References.

Chapter 8: Carrier Synchronization  (by Marvin K . Simon and Jon Harnkins).

8.1 Suppressed versus Residual Carrier Synchronization.

8.2 Hybrid Carrier Synchronization.

8.3 Active versus Passive Arm Filters.

8.4 Carrier Synchronization of Arbitrary Modulations.

References.

Appendix 8–A Cramer–Rao Bound on the Variance of the Error in Estimating the Carrier Phase of a BPSK Signal.

Chapter 9: Modulation Classification  (Jon Hamkins and Marvin K . Simon).

9.1 Preliminaries.

9.2 Modulation Classifiers.

9.3 Threshold Optimization.

9.4 Complexity.

9.5 Classification Error Floor.

9.6 Numerical Results.

9.7 Unknown Symbol Timing.

9.8 BPSK/a/4–QPSK Classification.

9.9 Noncoherent Classification of Offset Quadrature Modulations.

9.10 Modulation Classification in the Presence of Residual  Carrier Frequency Offset.

References.

Appendix 9–A Parameter Estimation for the GLRT.

Appendix 9–6 ML Estimation of Carrier Phase for al4–QPSK Modulation.

Chapter 10: Symbol Synchronization (Marvin K . Simon).

10.1 MAP–Motivated Closed–Loop Symbol Synchronization.

10.2 The DTTL as an Implementation of the MAP Estimation Loop for Binary NRZ Signals at High SNR.

10.3 Conventional versus Linear Data Transition Tracking Loop.

10.4 Simplified MAP–Motivated Closed–Loop Symbol Synchronizers for M–PSK.

10.5 MAP Sliding–Window Estimation of Symbol Timing.

10.6 Symbol Synchronization in the Absence of Carrier Phase Information. 

10.7 The Impact of Carrier Frequency Offset on Performance.

10.8 Coarse Estimation of Symbol Timing for Use in SNR Estimation.

References.

Chapter 11 : Implementation and lnteraction of Estimators and Classifiers (Jon Harnkins and Hooman Shirani–Mehr)

11. 1 Signal Model.

11.2 Interaction of Estimator and Classifiers.

11.3 Coarse and Fine Estimators/Classifiers.

Reference.

Acronyms and Abbreviations.

Index.

Note: Product cover images may vary from those shown
3 of 4

Loading
LOADING...

4 of 4
JON HAMKINS, PhD, is the Technical Supervisor of the Jet Propulsion Laboratory′s Information Processing Group. Dr. Hamkins, a Senior Member of the IEEE, has been awarded several NASA Tech Briefs for his innovations in signal processing, coding theory, and optical communications.

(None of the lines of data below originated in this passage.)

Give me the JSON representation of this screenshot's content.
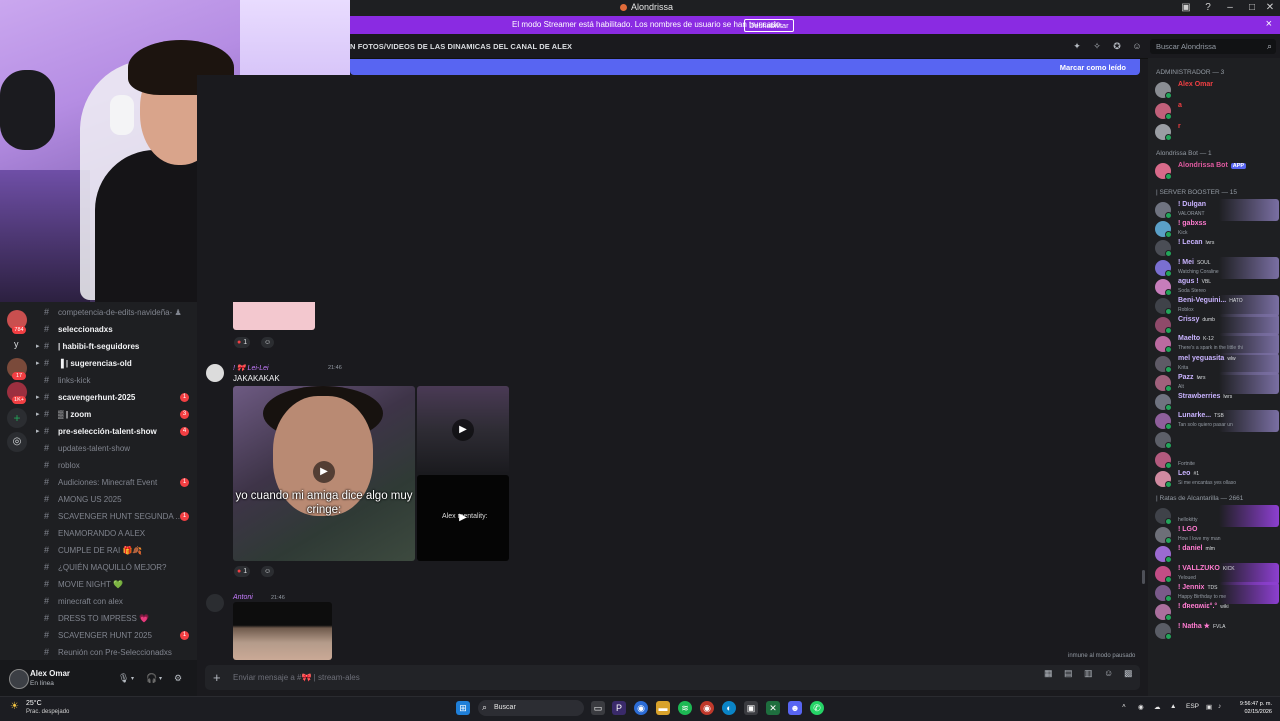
{
  "window": {
    "title": "Alondrissa"
  },
  "banner": {
    "text": "El modo Streamer está habilitado. Los nombres de usuario se han truncado.",
    "button": "Deshabilitar",
    "close": "×"
  },
  "channel_header": {
    "name": "N FOTOS/VIDEOS DE LAS DINAMICAS DEL CANAL DE ALEX",
    "search_placeholder": "Buscar Alondrissa"
  },
  "new_messages": {
    "label": "Marcar como leído"
  },
  "server_rail": {
    "badges": [
      "784",
      "17",
      "1K+"
    ],
    "letter": "y"
  },
  "channels": [
    {
      "label": "competencia-de-edits-navideña- ♟",
      "bright": false,
      "badge": "",
      "arrow": false
    },
    {
      "label": "seleccionadxs",
      "bright": true,
      "badge": "",
      "arrow": false
    },
    {
      "label": "| habibi-ft-seguidores",
      "bright": true,
      "badge": "",
      "arrow": true
    },
    {
      "label": "▐  | sugerencias-old",
      "bright": true,
      "badge": "",
      "arrow": true
    },
    {
      "label": "links-kick",
      "bright": false,
      "badge": "",
      "arrow": false
    },
    {
      "label": "scavengerhunt-2025",
      "bright": true,
      "badge": "1",
      "arrow": true
    },
    {
      "label": "▒ | zoom",
      "bright": true,
      "badge": "3",
      "arrow": true
    },
    {
      "label": "pre-selección-talent-show",
      "bright": true,
      "badge": "4",
      "arrow": true
    },
    {
      "label": "updates-talent-show",
      "bright": false,
      "badge": "",
      "arrow": false
    },
    {
      "label": "roblox",
      "bright": false,
      "badge": "",
      "arrow": false
    },
    {
      "label": "Audiciones: Minecraft Event",
      "bright": false,
      "badge": "1",
      "arrow": false
    },
    {
      "label": "AMONG US 2025",
      "bright": false,
      "badge": "",
      "arrow": false
    },
    {
      "label": "SCAVENGER HUNT SEGUNDA ...",
      "bright": false,
      "badge": "1",
      "arrow": false
    },
    {
      "label": "ENAMORANDO A ALEX",
      "bright": false,
      "badge": "",
      "arrow": false
    },
    {
      "label": "CUMPLE DE RAI 🎁🍂",
      "bright": false,
      "badge": "",
      "arrow": false
    },
    {
      "label": "¿QUIÉN MAQUILLÓ MEJOR?",
      "bright": false,
      "badge": "",
      "arrow": false
    },
    {
      "label": "MOVIE NIGHT 💚",
      "bright": false,
      "badge": "",
      "arrow": false
    },
    {
      "label": "minecraft con alex",
      "bright": false,
      "badge": "",
      "arrow": false
    },
    {
      "label": "DRESS TO IMPRESS 💗",
      "bright": false,
      "badge": "",
      "arrow": false
    },
    {
      "label": "SCAVENGER HUNT 2025",
      "bright": false,
      "badge": "1",
      "arrow": false
    },
    {
      "label": "Reunión con Pre-Seleccionadxs",
      "bright": false,
      "badge": "",
      "arrow": false
    }
  ],
  "user_panel": {
    "name": "Alex Omar",
    "status": "En línea"
  },
  "messages": [
    {
      "reaction_count": "1"
    },
    {
      "author": "! 🎀 Lei-Lei",
      "time": "21:46",
      "text": "JAKAKAKAK",
      "video_caption": "yo cuando mi amiga dice algo muy cringe:",
      "video3_text": "Alex mentality:",
      "reaction_count": "1"
    },
    {
      "author": "Antoni",
      "time": "21:46"
    }
  ],
  "composer": {
    "placeholder": "Enviar mensaje a #🎀 | stream-ales",
    "immune": "inmune al modo pausado"
  },
  "members": {
    "groups": [
      {
        "header": "ADMINISTRADOR — 3",
        "items": [
          {
            "name": "Alex Omar",
            "color": "#f23f43",
            "sub": "",
            "tag": "",
            "role": ""
          },
          {
            "name": "a",
            "color": "#f23f43",
            "sub": "",
            "tag": "",
            "role": ""
          },
          {
            "name": "r",
            "color": "#f23f43",
            "sub": "",
            "tag": "",
            "role": ""
          }
        ]
      },
      {
        "header": "Alondrissa Bot — 1",
        "items": [
          {
            "name": "Alondrissa Bot",
            "color": "#e05aa0",
            "sub": "",
            "tag": "APP",
            "role": ""
          }
        ]
      },
      {
        "header": "| SERVER BOOSTER — 15",
        "items": [
          {
            "name": "! Dulgan",
            "color": "#c9b3ff",
            "sub": "VALORANT",
            "tag": "",
            "role": ""
          },
          {
            "name": "! gabxss",
            "color": "#ff7bd0",
            "sub": "Kick",
            "tag": "",
            "role": ""
          },
          {
            "name": "! Lecan",
            "color": "#c9b3ff",
            "sub": "",
            "tag": "",
            "role": "lwrs"
          },
          {
            "name": "! Mei",
            "color": "#c9b3ff",
            "sub": "Watching Coraline",
            "tag": "",
            "role": "SOUL"
          },
          {
            "name": "agus !",
            "color": "#c9b3ff",
            "sub": "Soda Stereo",
            "tag": "",
            "role": "VBL"
          },
          {
            "name": "Beni-Veguini...",
            "color": "#c9b3ff",
            "sub": "Roblox",
            "tag": "",
            "role": "HATO"
          },
          {
            "name": "Crissy",
            "color": "#c9b3ff",
            "sub": "",
            "tag": "",
            "role": "dumb"
          },
          {
            "name": "Maelto",
            "color": "#c9b3ff",
            "sub": "There's a spark in the little thi",
            "tag": "",
            "role": "K-12"
          },
          {
            "name": "mel yeguasita",
            "color": "#c9b3ff",
            "sub": "Krita",
            "tag": "",
            "role": "wlw"
          },
          {
            "name": "Pazz",
            "color": "#c9b3ff",
            "sub": "Alt",
            "tag": "",
            "role": "lwrs"
          },
          {
            "name": "Strawberries",
            "color": "#c9b3ff",
            "sub": "",
            "tag": "",
            "role": "lwrs"
          },
          {
            "name": "Lunarke...",
            "color": "#c9b3ff",
            "sub": "Tan solo quiero pasar un",
            "tag": "",
            "role": "TSB"
          },
          {
            "name": "",
            "color": "#c9b3ff",
            "sub": "",
            "tag": "",
            "role": ""
          },
          {
            "name": "",
            "color": "#c9b3ff",
            "sub": "Fortnite",
            "tag": "",
            "role": ""
          },
          {
            "name": "Leo",
            "color": "#c9b3ff",
            "sub": "Si me encantas yes ollaso",
            "tag": "",
            "role": "#1"
          }
        ]
      },
      {
        "header": "| Ratas de Alcantarilla — 2661",
        "items": [
          {
            "name": "",
            "color": "#ff7bd0",
            "sub": "hellokitty",
            "tag": "",
            "role": ""
          },
          {
            "name": "! LGO",
            "color": "#ff7bd0",
            "sub": "How I love my man",
            "tag": "",
            "role": ""
          },
          {
            "name": "! daniel",
            "color": "#ff7bd0",
            "sub": "",
            "tag": "",
            "role": "mlm"
          },
          {
            "name": "! VALLZUKO",
            "color": "#ff7bd0",
            "sub": "Yeloued",
            "tag": "",
            "role": "KICK"
          },
          {
            "name": "! Jennix",
            "color": "#ff7bd0",
            "sub": "Happy Birthday to me",
            "tag": "",
            "role": "TDS"
          },
          {
            "name": "! ᵭʀeɑʍiɛ°.°",
            "color": "#ff7bd0",
            "sub": "",
            "tag": "",
            "role": "wiki"
          },
          {
            "name": "! Natha ★",
            "color": "#ff7bd0",
            "sub": "",
            "tag": "",
            "role": "FVLA"
          }
        ]
      }
    ]
  },
  "taskbar": {
    "temp": "25°C",
    "condition": "Prac. despejado",
    "search": "Buscar",
    "lang": "ESP",
    "time": "9:56:47 p. m.",
    "date": "02/15/2026"
  }
}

MARVIN K. SIMON, PhD, is a Senior Research Engineer at the Jet Propulsion Laboratory. His research in modulation, coding, and synchronization has been instrumental in the design of many of NASA′s deep space and near earth missions, for which he has been awarded dozens of patents and awards. This is Dr. Simon′s twelfth book.

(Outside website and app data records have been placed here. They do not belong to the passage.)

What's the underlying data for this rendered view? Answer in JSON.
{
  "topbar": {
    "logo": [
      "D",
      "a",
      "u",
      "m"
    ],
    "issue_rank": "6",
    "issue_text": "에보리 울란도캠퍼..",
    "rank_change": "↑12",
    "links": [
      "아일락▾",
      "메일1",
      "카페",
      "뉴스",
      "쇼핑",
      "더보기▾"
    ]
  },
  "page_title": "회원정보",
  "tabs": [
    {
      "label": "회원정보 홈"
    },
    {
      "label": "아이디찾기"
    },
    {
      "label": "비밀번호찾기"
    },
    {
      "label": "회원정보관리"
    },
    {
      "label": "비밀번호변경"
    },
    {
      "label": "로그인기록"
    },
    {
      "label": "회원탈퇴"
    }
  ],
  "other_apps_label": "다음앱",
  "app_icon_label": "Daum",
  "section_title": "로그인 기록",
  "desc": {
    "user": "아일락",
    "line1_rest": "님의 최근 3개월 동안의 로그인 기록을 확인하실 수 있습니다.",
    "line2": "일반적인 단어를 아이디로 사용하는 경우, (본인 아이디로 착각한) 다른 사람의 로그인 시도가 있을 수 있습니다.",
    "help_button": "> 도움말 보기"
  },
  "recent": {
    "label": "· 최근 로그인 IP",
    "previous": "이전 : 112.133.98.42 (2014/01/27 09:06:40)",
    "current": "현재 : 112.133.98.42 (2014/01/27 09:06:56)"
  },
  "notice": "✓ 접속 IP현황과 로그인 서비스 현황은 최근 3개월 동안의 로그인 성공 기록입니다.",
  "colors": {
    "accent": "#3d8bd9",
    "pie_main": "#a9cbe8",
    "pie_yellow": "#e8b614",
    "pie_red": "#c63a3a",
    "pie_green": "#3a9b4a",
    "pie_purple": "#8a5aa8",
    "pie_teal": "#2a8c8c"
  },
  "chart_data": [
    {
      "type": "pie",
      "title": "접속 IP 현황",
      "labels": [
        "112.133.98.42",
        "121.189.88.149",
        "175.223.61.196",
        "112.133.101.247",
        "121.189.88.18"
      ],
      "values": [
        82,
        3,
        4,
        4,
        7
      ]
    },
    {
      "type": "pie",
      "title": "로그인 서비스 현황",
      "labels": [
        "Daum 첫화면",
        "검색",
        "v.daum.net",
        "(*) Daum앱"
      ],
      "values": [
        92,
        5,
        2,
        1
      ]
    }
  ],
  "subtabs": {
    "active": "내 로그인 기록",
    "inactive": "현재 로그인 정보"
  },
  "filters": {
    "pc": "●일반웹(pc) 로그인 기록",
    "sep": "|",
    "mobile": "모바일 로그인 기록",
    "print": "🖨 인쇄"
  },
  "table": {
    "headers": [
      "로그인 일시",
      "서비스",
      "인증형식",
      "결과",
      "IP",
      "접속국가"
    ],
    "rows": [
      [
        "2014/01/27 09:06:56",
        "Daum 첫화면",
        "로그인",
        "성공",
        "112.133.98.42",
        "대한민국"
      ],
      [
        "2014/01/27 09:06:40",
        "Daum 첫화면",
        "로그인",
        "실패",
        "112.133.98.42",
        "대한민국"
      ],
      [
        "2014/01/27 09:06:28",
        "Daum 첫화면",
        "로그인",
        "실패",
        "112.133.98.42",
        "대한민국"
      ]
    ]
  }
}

Note: Product cover images may vary from those shown
5 of 4
Note: Product cover images may vary from those shown
Adroll
adroll